The presentence investigation report (PSR), however, recommended a guidelines range of 151 to 188 months. In arriving at the recommended range, the PSR applied U.S.S.G. § 2E1.4(a)(2). Section 2E1.4(a)(2) directs a court imposing a sentence for a conviction of 18 U.S.C. § 1958(a) to apply the higher of the base level under U.S.S.G. § 2E1.4(a)(1) or the base level associated with all of the proven underlying unlawful conduct. U.S.S.G. § 2E1.4(a)(2). The proven underlying unlawful conduct in this case included Smith soliciting the informant to commit murder, causing the informant to travel in interstate commerce with the intent a murder be committed in exchange for money, and actually offering money to the informant. Cross-referencing to U.S.S.G. § 2A1.5(b)(1), which is associated with such conduct, the PSR calculated Smith's base offense level as 37, which resulted in the higher recommended guidelines range.
The district court sentenced Smith using the guidelines calculations recommended by the PSR, but varied downward, ultimately sentencing Smith to 96 months of incarceration. Smith now appeals, challenging the application of U.S.S.G. §§ 2E1.4(a)(2) and 2A1.5(b)(1) in calculating his sentence.
On appeal, Smith argues the district court erred in applying U.S.S.G. §§ 2E1.4(a)(2) to cross reference to U.S.S.G. § 2A1.5(b)(1) to calculate the base offense level for his sentence. We review the district court's interpretation and application of the sentencing guidelines de novo. United States v. Mathijssen, 406 F.3d 496, 498 (8th Cir.2005).
Smith first contends his crime, use of an interstate facility in the commission of murder-for-hire in violation of 18 U.S.C. § 1958(a), will always involve soliciting someone to commit murder for pecuniary gain, which will always trigger the use of a higher base offense level pursuant to U.S.S.G. §§ 2E1.4(a)(2) and 2A1.5(b)(1). He argues that, as such, no one convicted for violating 18 U.S.C. § 1958(a) will ever be sentenced according to the base offense level set forth in U.S.S.G. § 2E1.4(a)(1), thus rendering U.S.S.G. § 2E1.4(a)(1) superfluous. See Chickasaw Nation v. United States, 534 U.S. 84, 85, 122 S.Ct. 528, 151 L.Ed.2d 474 (2001) (referring to the canon of construction in favor of giving effect to every word of a statute). We disagree.
To be convicted of violating 18 U.S.C. § 1958(a) an individual need only travel or use a facility of interstate commerce, or cause another to do so, intending a murder be committed for hire.
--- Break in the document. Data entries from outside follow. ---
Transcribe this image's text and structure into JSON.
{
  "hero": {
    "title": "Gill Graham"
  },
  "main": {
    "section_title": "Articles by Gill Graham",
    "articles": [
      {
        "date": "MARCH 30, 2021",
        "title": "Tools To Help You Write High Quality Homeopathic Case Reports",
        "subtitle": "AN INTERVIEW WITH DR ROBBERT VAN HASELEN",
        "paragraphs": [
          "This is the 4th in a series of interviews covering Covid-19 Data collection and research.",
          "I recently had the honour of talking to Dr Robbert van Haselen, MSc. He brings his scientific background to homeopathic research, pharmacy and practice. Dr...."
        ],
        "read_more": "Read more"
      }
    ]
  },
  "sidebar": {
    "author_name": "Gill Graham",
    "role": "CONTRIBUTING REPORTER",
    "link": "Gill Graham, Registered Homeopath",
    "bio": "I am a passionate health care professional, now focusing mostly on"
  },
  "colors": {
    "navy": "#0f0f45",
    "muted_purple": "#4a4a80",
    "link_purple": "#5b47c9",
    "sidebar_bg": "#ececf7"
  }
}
Although an offer of something of value in exchange for the commission of murder will be made at some point, 18 U.S.C. § 1958(a) does not require that the offer have been made or accepted before the statute is violated. As a violation of 18 U.S.C. § 1958(a) does not require the unlawful conduct involve an offer or receipt of something of pecuniary value per se, U.S.S.G. § 2E 1.4(a)(1) is not superfluous.
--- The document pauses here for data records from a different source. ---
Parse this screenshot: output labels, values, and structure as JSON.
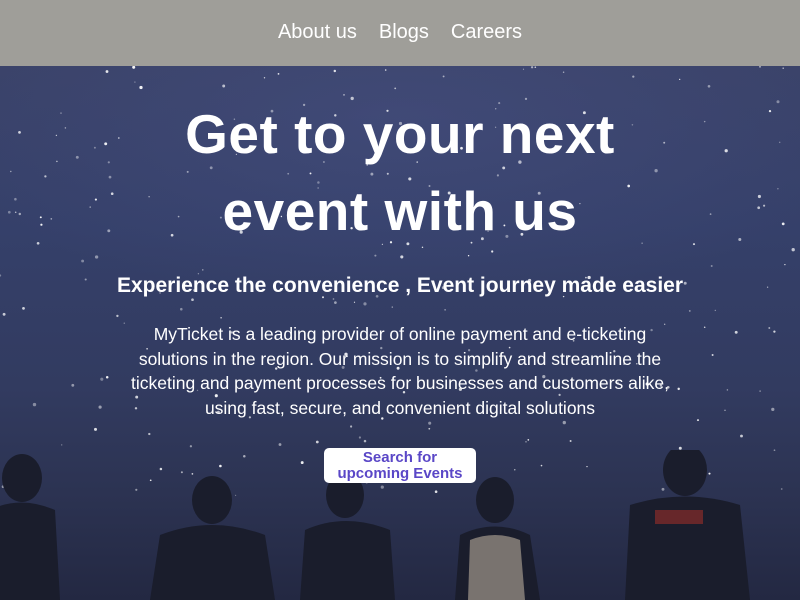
{
  "nav": {
    "links": [
      "About us",
      "Blogs",
      "Careers"
    ]
  },
  "hero": {
    "headline": "Get to your next event with us",
    "subheadline": "Experience the convenience , Event journey made easier",
    "description": "MyTicket is a leading provider of online payment and e-ticketing solutions in the region. Our mission is to simplify and streamline the ticketing and payment processes for businesses and customers alike, using fast, secure, and convenient digital solutions",
    "cta_label": "Search for upcoming Events"
  },
  "colors": {
    "nav_background": "#9f9e99",
    "hero_background": "#323b60",
    "cta_text": "#5a47c7",
    "text": "#ffffff"
  }
}
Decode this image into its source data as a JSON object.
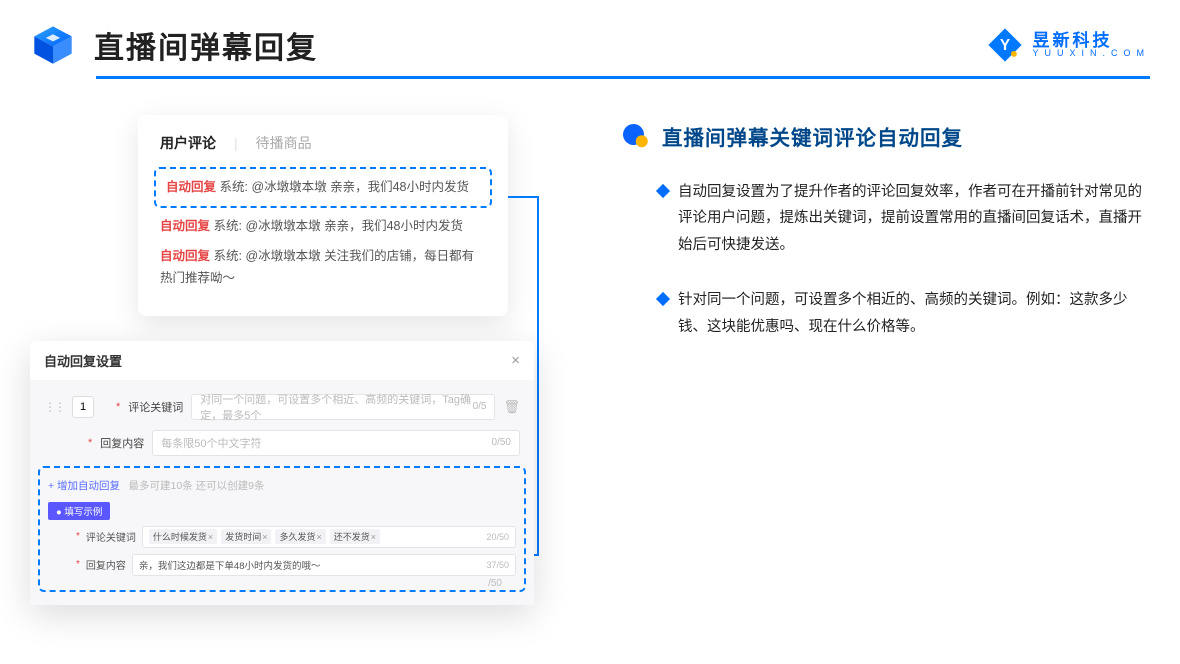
{
  "header": {
    "title": "直播间弹幕回复",
    "brand_cn": "昱新科技",
    "brand_en": "YUUXIN.COM"
  },
  "comments": {
    "tab_active": "用户评论",
    "tab_inactive": "待播商品",
    "items": [
      {
        "tag": "自动回复",
        "body": "系统: @冰墩墩本墩 亲亲，我们48小时内发货"
      },
      {
        "tag": "自动回复",
        "body": "系统: @冰墩墩本墩 亲亲，我们48小时内发货"
      },
      {
        "tag": "自动回复",
        "body": "系统: @冰墩墩本墩 关注我们的店铺，每日都有热门推荐呦～"
      }
    ]
  },
  "settings": {
    "dialog_title": "自动回复设置",
    "num": "1",
    "kw_label": "评论关键词",
    "kw_placeholder": "对同一个问题，可设置多个相近、高频的关键词，Tag确定，最多5个",
    "kw_count": "0/5",
    "content_label": "回复内容",
    "content_placeholder": "每条限50个中文字符",
    "content_count": "0/50",
    "add_link": "+ 增加自动回复",
    "add_hint": "最多可建10条 还可以创建9条",
    "example_badge": "● 填写示例",
    "ex_kw_label": "评论关键词",
    "ex_chips": [
      "什么时候发货",
      "发货时间",
      "多久发货",
      "还不发货"
    ],
    "ex_kw_count": "20/50",
    "ex_content_label": "回复内容",
    "ex_content_text": "亲，我们这边都是下单48小时内发货的哦～",
    "ex_content_count": "37/50",
    "foot_cap": "/50"
  },
  "right": {
    "section_title": "直播间弹幕关键词评论自动回复",
    "bullets": [
      "自动回复设置为了提升作者的评论回复效率，作者可在开播前针对常见的评论用户问题，提炼出关键词，提前设置常用的直播间回复话术，直播开始后可快捷发送。",
      "针对同一个问题，可设置多个相近的、高频的关键词。例如：这款多少钱、这块能优惠吗、现在什么价格等。"
    ]
  }
}
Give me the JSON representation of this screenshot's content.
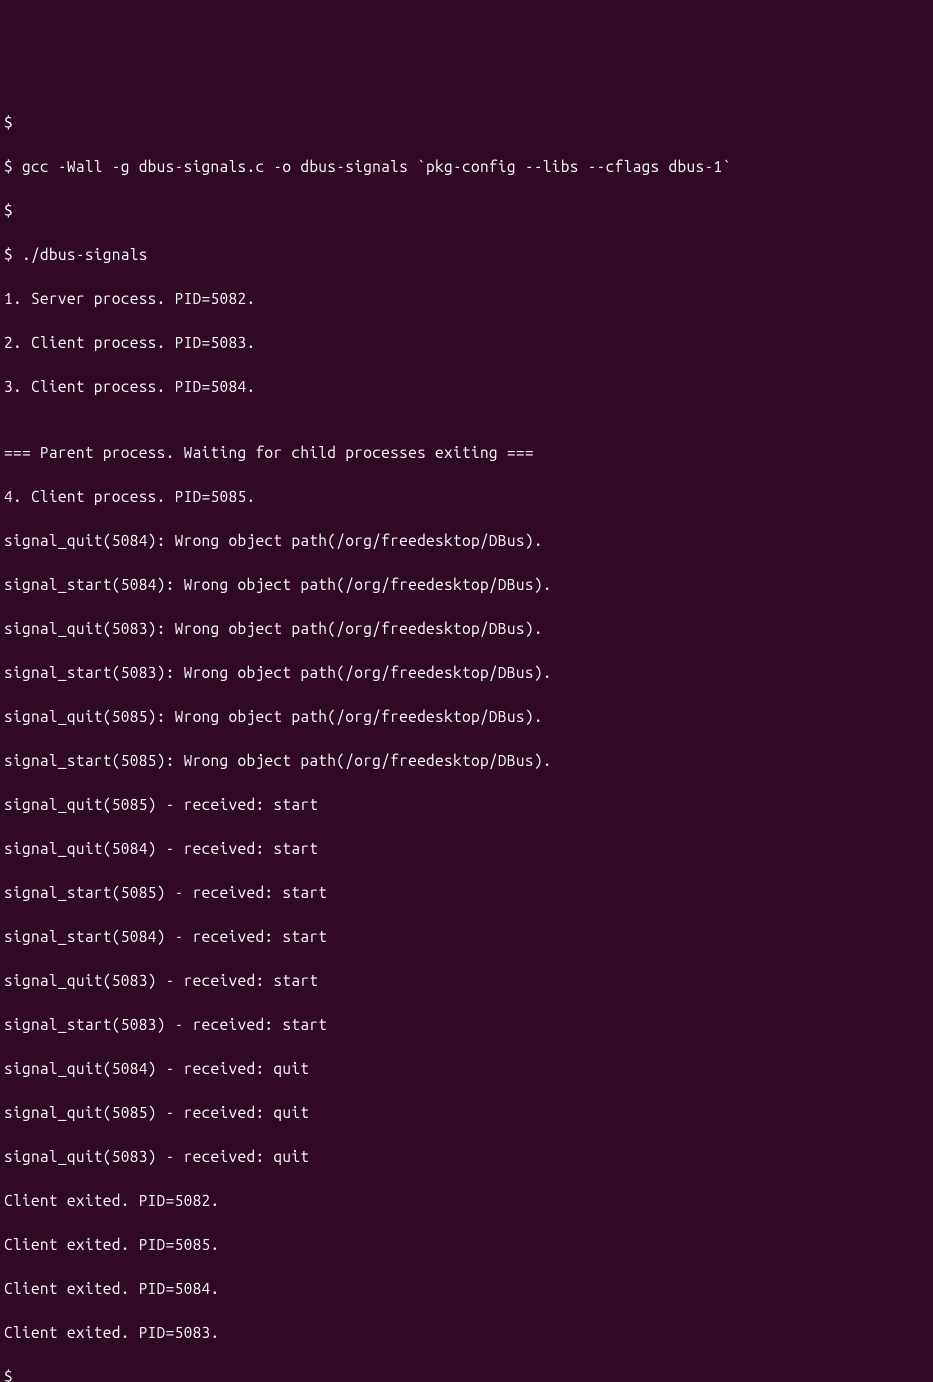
{
  "terminal": {
    "lines": [
      "$",
      "$ gcc -Wall -g dbus-signals.c -o dbus-signals `pkg-config --libs --cflags dbus-1`",
      "$",
      "$ ./dbus-signals",
      "1. Server process. PID=5082.",
      "2. Client process. PID=5083.",
      "3. Client process. PID=5084.",
      "",
      "=== Parent process. Waiting for child processes exiting ===",
      "4. Client process. PID=5085.",
      "signal_quit(5084): Wrong object path(/org/freedesktop/DBus).",
      "signal_start(5084): Wrong object path(/org/freedesktop/DBus).",
      "signal_quit(5083): Wrong object path(/org/freedesktop/DBus).",
      "signal_start(5083): Wrong object path(/org/freedesktop/DBus).",
      "signal_quit(5085): Wrong object path(/org/freedesktop/DBus).",
      "signal_start(5085): Wrong object path(/org/freedesktop/DBus).",
      "signal_quit(5085) - received: start",
      "signal_quit(5084) - received: start",
      "signal_start(5085) - received: start",
      "signal_start(5084) - received: start",
      "signal_quit(5083) - received: start",
      "signal_start(5083) - received: start",
      "signal_quit(5084) - received: quit",
      "signal_quit(5085) - received: quit",
      "signal_quit(5083) - received: quit",
      "Client exited. PID=5082.",
      "Client exited. PID=5085.",
      "Client exited. PID=5084.",
      "Client exited. PID=5083.",
      "$"
    ]
  }
}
Smith next contends that, in order to apply U.S.S.G. § 2E1.4(a)(2), a court must base the cross-reference on conduct beyond that forming the basis of the conviction under 18 U.S.C. § 1958(a). We have previously considered and rejected this argument. See United States v. Dotson, 570 F.3d 1067, 1069 (8th Cir.2009) (rejecting the “additional required conduct” argument as contrary to the plain meaning of the text of the statute).
The judgment of the district court is affirmed.
1. The Honorable Beth Phillips, United States District Judge for the Western District of Missouri.
BYE, Circuit Judge.